231Apollo flies, and Daphne holds the chase;
232The dove pursues the griffin; the mild hind
233Makes speed to catch the tiger bootless speed,
234When cowardice pursues and valor flies.
235I will not stay thy questions; let me go:
236Or, if thou follow me, do not believe
237But I shall do thee mischief in the wood.
238Ay, in the temple, in the town, the field,
239You do me mischief. Fie, Demetrius!
240Your wrongs do set a scandal on my sex:
241We cannot fight for love, as men may do;
242We should be woo'd and were not made to woo.
243I'll follow thee and make a heaven of hell,
244To die upon the hand I love so well.
245Fare thee well, nymph: ere he do leave this grove,
246Thou shalt fly him and he shall seek thy love.
247Hast thou the flower there? Welcome, wanderer.
248Ay, there it is.
248I pray thee, give it me.
249I know a bank where the wild thyme blows,
250Where oxlips and the nodding violet grows,
251Quite over-canopied with luscious woodbine,
252With sweet musk-roses and with eglantine:
253There sleeps Titania sometime of the night,
254Lull'd in these flowers with dances and delight;
255And there the snake throws her enamell'd skin,
256Weed wide enough to wrap a fairy in:
257And with the juice of this I'll streak her eyes,
258And make her full of hateful fantasies.
259Take thou some of it, and seek through this grove:
260A sweet Athenian lady is in love
261With a disdainful youth: anoint his eyes;
262But do it when the next thing he espies
263May be the lady: thou shalt know the man
264By the Athenian garments he hath on.

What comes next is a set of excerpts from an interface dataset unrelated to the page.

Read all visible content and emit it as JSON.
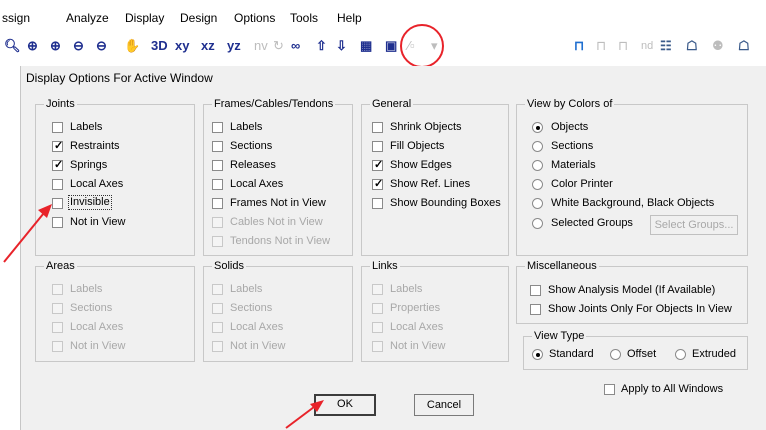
{
  "menu": [
    "ssign",
    "Analyze",
    "Display",
    "Design",
    "Options",
    "Tools",
    "Help"
  ],
  "toolbar": {
    "xy": "xy",
    "xz": "xz",
    "yz": "yz",
    "nv": "nv",
    "nd": "nd"
  },
  "dialog": {
    "title": "Display Options For Active Window",
    "joints": {
      "title": "Joints",
      "items": [
        {
          "label": "Labels",
          "checked": false
        },
        {
          "label": "Restraints",
          "checked": true
        },
        {
          "label": "Springs",
          "checked": true
        },
        {
          "label": "Local Axes",
          "checked": false
        },
        {
          "label": "Invisible",
          "checked": false
        },
        {
          "label": "Not in View",
          "checked": false
        }
      ]
    },
    "frames": {
      "title": "Frames/Cables/Tendons",
      "items": [
        {
          "label": "Labels",
          "checked": false
        },
        {
          "label": "Sections",
          "checked": false
        },
        {
          "label": "Releases",
          "checked": false
        },
        {
          "label": "Local Axes",
          "checked": false
        },
        {
          "label": "Frames Not in View",
          "checked": false
        },
        {
          "label": "Cables Not in View",
          "checked": false,
          "disabled": true
        },
        {
          "label": "Tendons Not in View",
          "checked": false,
          "disabled": true
        }
      ]
    },
    "general": {
      "title": "General",
      "items": [
        {
          "label": "Shrink Objects",
          "checked": false
        },
        {
          "label": "Fill Objects",
          "checked": false
        },
        {
          "label": "Show Edges",
          "checked": true
        },
        {
          "label": "Show Ref. Lines",
          "checked": true
        },
        {
          "label": "Show Bounding Boxes",
          "checked": false
        }
      ]
    },
    "view_by_colors": {
      "title": "View by Colors of",
      "selected": "Objects",
      "options": [
        "Objects",
        "Sections",
        "Materials",
        "Color Printer",
        "White Background, Black Objects",
        "Selected Groups"
      ],
      "select_groups_button": "Select Groups..."
    },
    "areas": {
      "title": "Areas",
      "items": [
        "Labels",
        "Sections",
        "Local Axes",
        "Not in View"
      ]
    },
    "solids": {
      "title": "Solids",
      "items": [
        "Labels",
        "Sections",
        "Local Axes",
        "Not in View"
      ]
    },
    "links": {
      "title": "Links",
      "items": [
        "Labels",
        "Properties",
        "Local Axes",
        "Not in View"
      ]
    },
    "misc": {
      "title": "Miscellaneous",
      "items": [
        {
          "label": "Show Analysis Model  (If Available)",
          "checked": false
        },
        {
          "label": "Show Joints Only For Objects In View",
          "checked": false
        }
      ]
    },
    "view_type": {
      "title": "View Type",
      "selected": "Standard",
      "options": [
        "Standard",
        "Offset",
        "Extruded"
      ]
    },
    "apply_all": {
      "label": "Apply to All Windows",
      "checked": false
    },
    "ok": "OK",
    "cancel": "Cancel"
  },
  "colors": {
    "annotation": "#e8232a",
    "dialog_bg": "#f0f0f0",
    "toolbar_icon": "#1f2f8f"
  }
}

265Effect it with some care, that he may prove
266More fond on her than she upon her love:
267And look thou meet me ere the first cock crow.
268Fear not, my lord, your servant shall do so.